Imori goes first and draws a level 4 water dragon. Since he already has another level 4 water dragon in his hand, he just needs one more to be able to summon the water dragon, Shui Long. He then discards a level 1 metal dragon that he doesn't need. He thinks to himself that like in other card games, you can read your opponent's hand by the cards they throw away. Yugi starts his turn. He draws a level 5 fire dragon and discards a level 1 dragon.
As the game progresses, Imori smirks having figure out what element Yugi is collecting.
| The diagram displaying which element can beat which is shown again. This time it also adds which elements give power to other elements.

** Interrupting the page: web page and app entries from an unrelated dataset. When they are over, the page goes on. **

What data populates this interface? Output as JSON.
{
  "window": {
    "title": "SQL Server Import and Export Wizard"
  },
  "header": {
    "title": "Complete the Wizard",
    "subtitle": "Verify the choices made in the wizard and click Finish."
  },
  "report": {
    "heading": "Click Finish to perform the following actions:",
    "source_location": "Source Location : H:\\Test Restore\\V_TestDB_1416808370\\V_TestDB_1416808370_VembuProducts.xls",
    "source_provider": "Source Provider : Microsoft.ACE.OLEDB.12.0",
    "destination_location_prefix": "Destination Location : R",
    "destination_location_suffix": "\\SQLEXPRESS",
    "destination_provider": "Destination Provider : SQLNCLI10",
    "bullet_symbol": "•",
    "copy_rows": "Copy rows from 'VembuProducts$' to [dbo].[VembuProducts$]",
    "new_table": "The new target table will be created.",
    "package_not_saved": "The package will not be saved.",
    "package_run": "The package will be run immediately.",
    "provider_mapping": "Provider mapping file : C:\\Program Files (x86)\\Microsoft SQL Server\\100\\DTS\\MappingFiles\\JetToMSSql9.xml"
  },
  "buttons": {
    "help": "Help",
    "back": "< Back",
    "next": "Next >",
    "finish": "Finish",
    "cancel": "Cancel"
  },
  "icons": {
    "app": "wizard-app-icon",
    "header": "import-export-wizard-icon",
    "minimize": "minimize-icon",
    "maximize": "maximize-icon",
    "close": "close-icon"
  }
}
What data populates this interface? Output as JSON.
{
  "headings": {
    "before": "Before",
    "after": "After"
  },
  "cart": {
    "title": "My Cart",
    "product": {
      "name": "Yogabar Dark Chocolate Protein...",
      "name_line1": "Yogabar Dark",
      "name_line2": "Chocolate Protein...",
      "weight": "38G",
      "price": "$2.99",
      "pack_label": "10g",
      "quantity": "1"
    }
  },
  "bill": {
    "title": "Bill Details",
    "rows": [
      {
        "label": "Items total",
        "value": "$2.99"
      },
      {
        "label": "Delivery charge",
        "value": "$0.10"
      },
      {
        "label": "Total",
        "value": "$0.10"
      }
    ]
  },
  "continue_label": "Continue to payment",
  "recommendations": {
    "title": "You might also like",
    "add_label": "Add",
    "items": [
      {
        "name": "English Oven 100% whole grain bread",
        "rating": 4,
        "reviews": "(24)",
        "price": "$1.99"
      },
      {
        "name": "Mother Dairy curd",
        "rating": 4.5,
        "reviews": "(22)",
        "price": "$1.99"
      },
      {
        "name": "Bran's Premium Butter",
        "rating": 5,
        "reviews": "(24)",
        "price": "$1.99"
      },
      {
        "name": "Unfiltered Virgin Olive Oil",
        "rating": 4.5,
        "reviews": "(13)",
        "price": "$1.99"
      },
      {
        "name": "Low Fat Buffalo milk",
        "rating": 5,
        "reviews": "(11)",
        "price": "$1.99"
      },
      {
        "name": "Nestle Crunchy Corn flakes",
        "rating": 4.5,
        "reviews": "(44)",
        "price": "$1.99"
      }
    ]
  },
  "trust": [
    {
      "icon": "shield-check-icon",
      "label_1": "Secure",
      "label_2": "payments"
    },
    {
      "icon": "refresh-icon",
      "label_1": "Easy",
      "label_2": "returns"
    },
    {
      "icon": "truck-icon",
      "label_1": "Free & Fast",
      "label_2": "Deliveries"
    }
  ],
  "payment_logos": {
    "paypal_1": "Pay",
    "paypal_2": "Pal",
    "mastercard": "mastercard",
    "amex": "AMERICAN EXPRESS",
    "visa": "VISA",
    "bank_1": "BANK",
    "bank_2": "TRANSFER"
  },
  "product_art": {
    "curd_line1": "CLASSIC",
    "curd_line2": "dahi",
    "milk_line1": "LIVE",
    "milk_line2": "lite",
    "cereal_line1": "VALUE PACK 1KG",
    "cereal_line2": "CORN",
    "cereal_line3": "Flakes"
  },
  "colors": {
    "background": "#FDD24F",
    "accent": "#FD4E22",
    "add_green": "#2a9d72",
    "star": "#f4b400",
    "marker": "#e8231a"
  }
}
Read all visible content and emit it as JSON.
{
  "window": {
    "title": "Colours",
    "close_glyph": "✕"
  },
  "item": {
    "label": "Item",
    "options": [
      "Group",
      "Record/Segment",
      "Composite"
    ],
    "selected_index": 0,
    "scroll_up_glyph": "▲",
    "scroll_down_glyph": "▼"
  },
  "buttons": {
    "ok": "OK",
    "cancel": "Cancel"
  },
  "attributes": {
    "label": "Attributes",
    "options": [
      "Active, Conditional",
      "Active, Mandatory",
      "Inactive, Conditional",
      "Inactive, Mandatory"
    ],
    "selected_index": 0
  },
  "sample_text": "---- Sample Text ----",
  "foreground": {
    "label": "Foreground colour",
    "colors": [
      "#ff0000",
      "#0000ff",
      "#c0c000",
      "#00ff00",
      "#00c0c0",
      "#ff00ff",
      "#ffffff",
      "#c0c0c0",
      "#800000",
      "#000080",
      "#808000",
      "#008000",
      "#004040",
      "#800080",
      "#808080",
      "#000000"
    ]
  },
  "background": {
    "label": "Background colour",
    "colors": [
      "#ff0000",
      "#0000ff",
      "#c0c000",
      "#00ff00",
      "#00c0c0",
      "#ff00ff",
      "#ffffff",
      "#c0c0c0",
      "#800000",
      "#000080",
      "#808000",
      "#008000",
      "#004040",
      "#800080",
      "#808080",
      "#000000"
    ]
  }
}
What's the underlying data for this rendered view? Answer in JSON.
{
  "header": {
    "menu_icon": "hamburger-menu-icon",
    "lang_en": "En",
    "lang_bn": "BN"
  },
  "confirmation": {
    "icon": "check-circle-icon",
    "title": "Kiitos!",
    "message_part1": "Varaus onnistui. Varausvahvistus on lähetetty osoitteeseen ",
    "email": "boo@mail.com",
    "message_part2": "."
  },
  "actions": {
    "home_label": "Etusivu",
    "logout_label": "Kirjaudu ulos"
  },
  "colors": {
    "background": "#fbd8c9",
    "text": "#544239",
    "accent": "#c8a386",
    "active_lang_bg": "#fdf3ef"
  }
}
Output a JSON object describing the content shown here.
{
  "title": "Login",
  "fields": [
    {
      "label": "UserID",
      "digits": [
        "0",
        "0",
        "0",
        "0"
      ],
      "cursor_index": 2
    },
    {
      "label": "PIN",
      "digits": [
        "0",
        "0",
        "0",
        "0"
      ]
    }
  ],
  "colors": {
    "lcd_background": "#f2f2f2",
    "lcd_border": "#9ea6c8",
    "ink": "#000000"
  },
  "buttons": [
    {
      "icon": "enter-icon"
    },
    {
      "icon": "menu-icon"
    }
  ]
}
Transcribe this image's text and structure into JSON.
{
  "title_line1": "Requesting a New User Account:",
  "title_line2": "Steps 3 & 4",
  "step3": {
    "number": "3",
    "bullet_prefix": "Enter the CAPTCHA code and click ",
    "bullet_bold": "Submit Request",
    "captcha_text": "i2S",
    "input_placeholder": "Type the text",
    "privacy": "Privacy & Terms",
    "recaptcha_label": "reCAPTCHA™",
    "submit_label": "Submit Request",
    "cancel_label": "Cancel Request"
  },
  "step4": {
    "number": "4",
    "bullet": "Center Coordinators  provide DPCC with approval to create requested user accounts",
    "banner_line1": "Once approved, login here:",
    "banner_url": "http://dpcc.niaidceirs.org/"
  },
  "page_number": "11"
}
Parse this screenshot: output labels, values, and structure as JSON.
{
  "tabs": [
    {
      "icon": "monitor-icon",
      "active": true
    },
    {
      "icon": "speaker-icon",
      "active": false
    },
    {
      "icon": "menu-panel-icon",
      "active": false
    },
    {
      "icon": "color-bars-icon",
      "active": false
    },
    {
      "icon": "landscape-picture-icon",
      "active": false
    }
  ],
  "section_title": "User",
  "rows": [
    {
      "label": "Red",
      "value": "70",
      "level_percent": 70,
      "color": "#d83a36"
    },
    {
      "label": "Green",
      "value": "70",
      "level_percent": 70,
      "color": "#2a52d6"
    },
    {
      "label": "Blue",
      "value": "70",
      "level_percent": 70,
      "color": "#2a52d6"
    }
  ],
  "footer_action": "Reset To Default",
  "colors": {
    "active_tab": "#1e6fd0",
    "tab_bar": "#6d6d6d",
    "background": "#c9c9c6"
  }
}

Finally Yugi assembles two dragons and plays them. Imori also plays two dragons. Mists starts to rise from the cards and the dragons are summoned. Imori has two water dragons, Shui Long of levels 3 and 4. Yugi has a level 5 fire dragon, Huo Long and a metal dragon, Jin Long. Fire is weak against water and metal strengthens water, so Yugi is immediately put at a disadvantage and the two Shui Longs use their Flood Attack to defeat Yugi's dragons.
Since Yugi lost, Imori laughs that he must now suffer a Penalty Game and give his soul to the dragons. Shui Long sticks its arm into Yugi's torso, pulls out his soul in the form of a sphere and dissolves back into the pot, taking the soul with it. Imori laughs that Yugi's soul was is sucked into the soul-eating jar. (In the Japanese version, he calls the jar the Xing Zhen Hu.)
Yugi's soulless body flops onto the table, but manages to touch the Millennium Puzzle with one hand as Imori celebrates. The puzzle activates and Yugi switches to Dark Yugi, who says just in time. He takes back the puzzle and says next time he'll stake his other soul.